(Extracted material)

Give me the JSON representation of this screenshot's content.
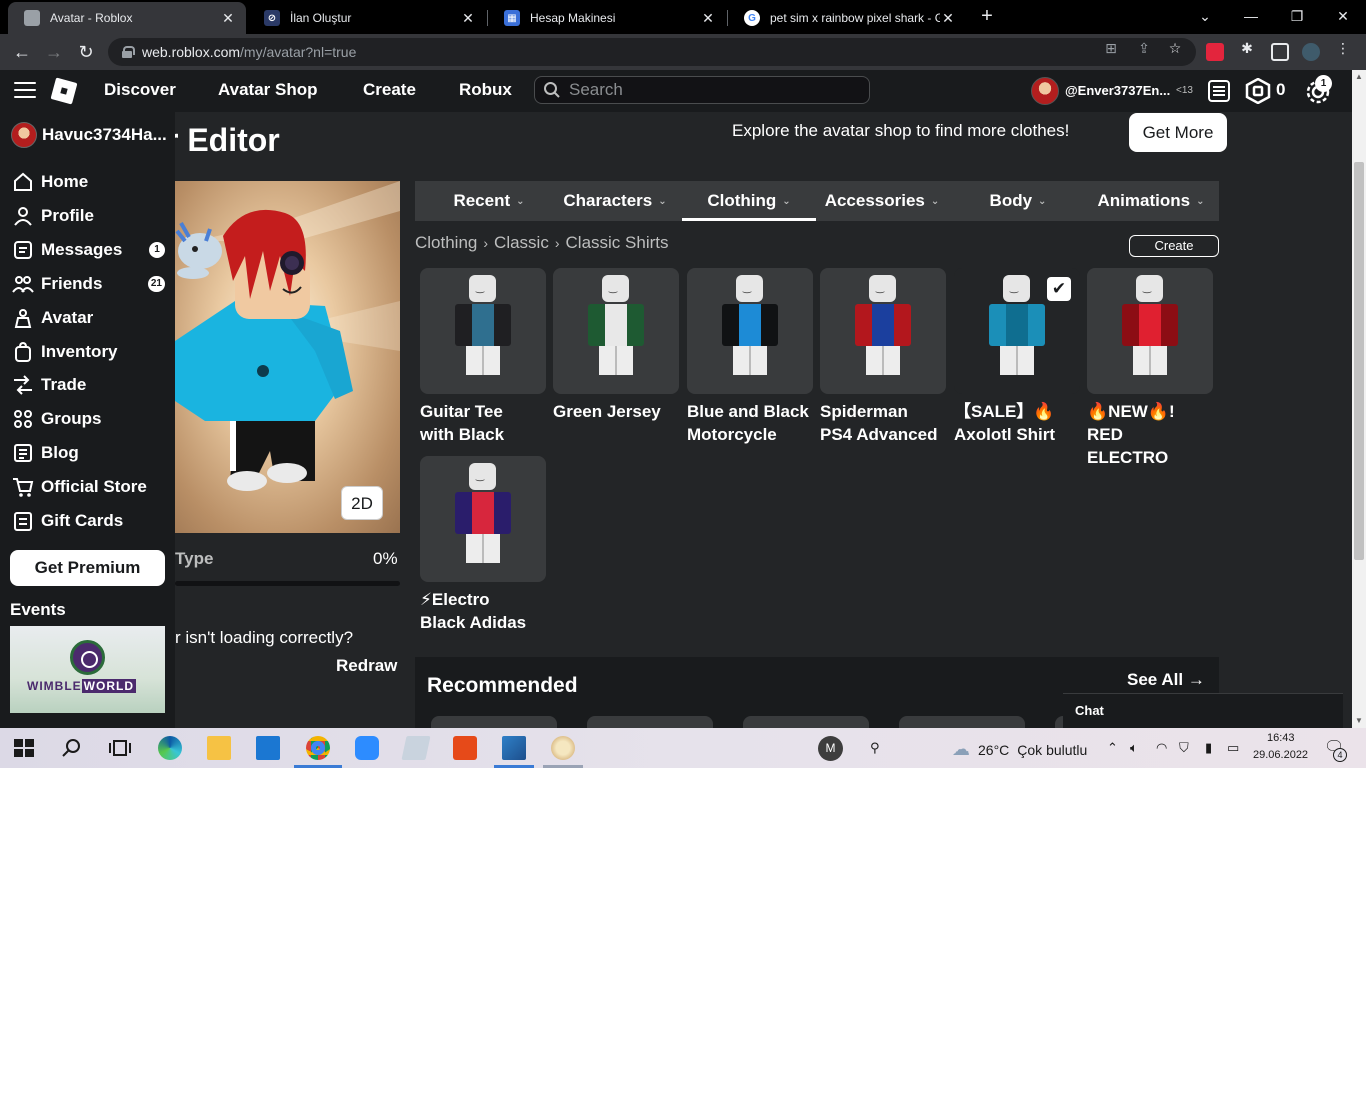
{
  "browser": {
    "tabs": [
      {
        "title": "Avatar - Roblox",
        "active": true
      },
      {
        "title": "İlan Oluştur",
        "active": false
      },
      {
        "title": "Hesap Makinesi",
        "active": false
      },
      {
        "title": "pet sim x rainbow pixel shark - G",
        "active": false
      }
    ],
    "url_host": "web.roblox.com",
    "url_path": "/my/avatar?nl=true"
  },
  "nav": {
    "links": [
      "Discover",
      "Avatar Shop",
      "Create",
      "Robux"
    ],
    "search_placeholder": "Search",
    "username": "@Enver3737En...",
    "age_label": "<13",
    "robux": "0",
    "notifications": "1"
  },
  "sidebar": {
    "username": "Havuc3734Ha...",
    "items": [
      {
        "label": "Home",
        "icon": "home-icon",
        "badge": ""
      },
      {
        "label": "Profile",
        "icon": "profile-icon",
        "badge": ""
      },
      {
        "label": "Messages",
        "icon": "messages-icon",
        "badge": "1"
      },
      {
        "label": "Friends",
        "icon": "friends-icon",
        "badge": "21"
      },
      {
        "label": "Avatar",
        "icon": "avatar-icon",
        "badge": ""
      },
      {
        "label": "Inventory",
        "icon": "inventory-icon",
        "badge": ""
      },
      {
        "label": "Trade",
        "icon": "trade-icon",
        "badge": ""
      },
      {
        "label": "Groups",
        "icon": "groups-icon",
        "badge": ""
      },
      {
        "label": "Blog",
        "icon": "blog-icon",
        "badge": ""
      },
      {
        "label": "Official Store",
        "icon": "cart-icon",
        "badge": ""
      },
      {
        "label": "Gift Cards",
        "icon": "gift-card-icon",
        "badge": ""
      }
    ],
    "premium_label": "Get Premium",
    "events_label": "Events",
    "event_banner": {
      "text_a": "WIMBLE",
      "text_b": "WORLD"
    }
  },
  "editor": {
    "title": "Avatar Editor",
    "explore_text": "Explore the avatar shop to find more clothes!",
    "get_more_label": "Get More",
    "view_toggle_label": "2D",
    "scale_label": "Type",
    "scale_value": "0%",
    "scale_fraction": 0,
    "loading_question": "r isn't loading correctly?",
    "redraw_label": "Redraw",
    "category_tabs": [
      {
        "label": "Recent",
        "active": false
      },
      {
        "label": "Characters",
        "active": false
      },
      {
        "label": "Clothing",
        "active": true
      },
      {
        "label": "Accessories",
        "active": false
      },
      {
        "label": "Body",
        "active": false
      },
      {
        "label": "Animations",
        "active": false
      }
    ],
    "breadcrumb": [
      "Clothing",
      "Classic",
      "Classic Shirts"
    ],
    "create_label": "Create",
    "items": [
      {
        "name_line1": "Guitar Tee",
        "name_line2": "with Black",
        "equipped": false,
        "color": "#1f1f22",
        "accent": "#2f6f8f"
      },
      {
        "name_line1": "Green Jersey",
        "name_line2": "",
        "equipped": false,
        "color": "#1e5a32",
        "accent": "#e8e8e8"
      },
      {
        "name_line1": "Blue and Black",
        "name_line2": "Motorcycle",
        "equipped": false,
        "color": "#101214",
        "accent": "#1d8bd6"
      },
      {
        "name_line1": "Spiderman",
        "name_line2": "PS4 Advanced",
        "equipped": false,
        "color": "#b3171d",
        "accent": "#1b3f9e"
      },
      {
        "name_line1": "【SALE】🔥",
        "name_line2": "Axolotl Shirt",
        "equipped": true,
        "color": "#1b8fb8",
        "accent": "#0f6e90"
      },
      {
        "name_line1": "🔥NEW🔥! RED",
        "name_line2": "ELECTRO",
        "equipped": false,
        "color": "#8c0d14",
        "accent": "#e02030"
      },
      {
        "name_line1": "⚡Electro",
        "name_line2": "Black Adidas",
        "equipped": false,
        "color": "#2a1d6b",
        "accent": "#d7263d"
      }
    ],
    "recommended_title": "Recommended",
    "see_all_label": "See All",
    "chat_label": "Chat"
  },
  "taskbar": {
    "user_initial": "M",
    "temperature": "26°C",
    "weather_text": "Çok bulutlu",
    "time": "16:43",
    "date": "29.06.2022",
    "notification_count": "4"
  },
  "colors": {
    "page_bg": "#232527",
    "nav_bg": "#191b1d",
    "card_bg": "#393b3d"
  }
}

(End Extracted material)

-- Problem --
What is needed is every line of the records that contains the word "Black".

-- Response --
        "name_line2": "with Black",
        "name_line1": "Blue and Black",
        "name_line2": "Black Adidas",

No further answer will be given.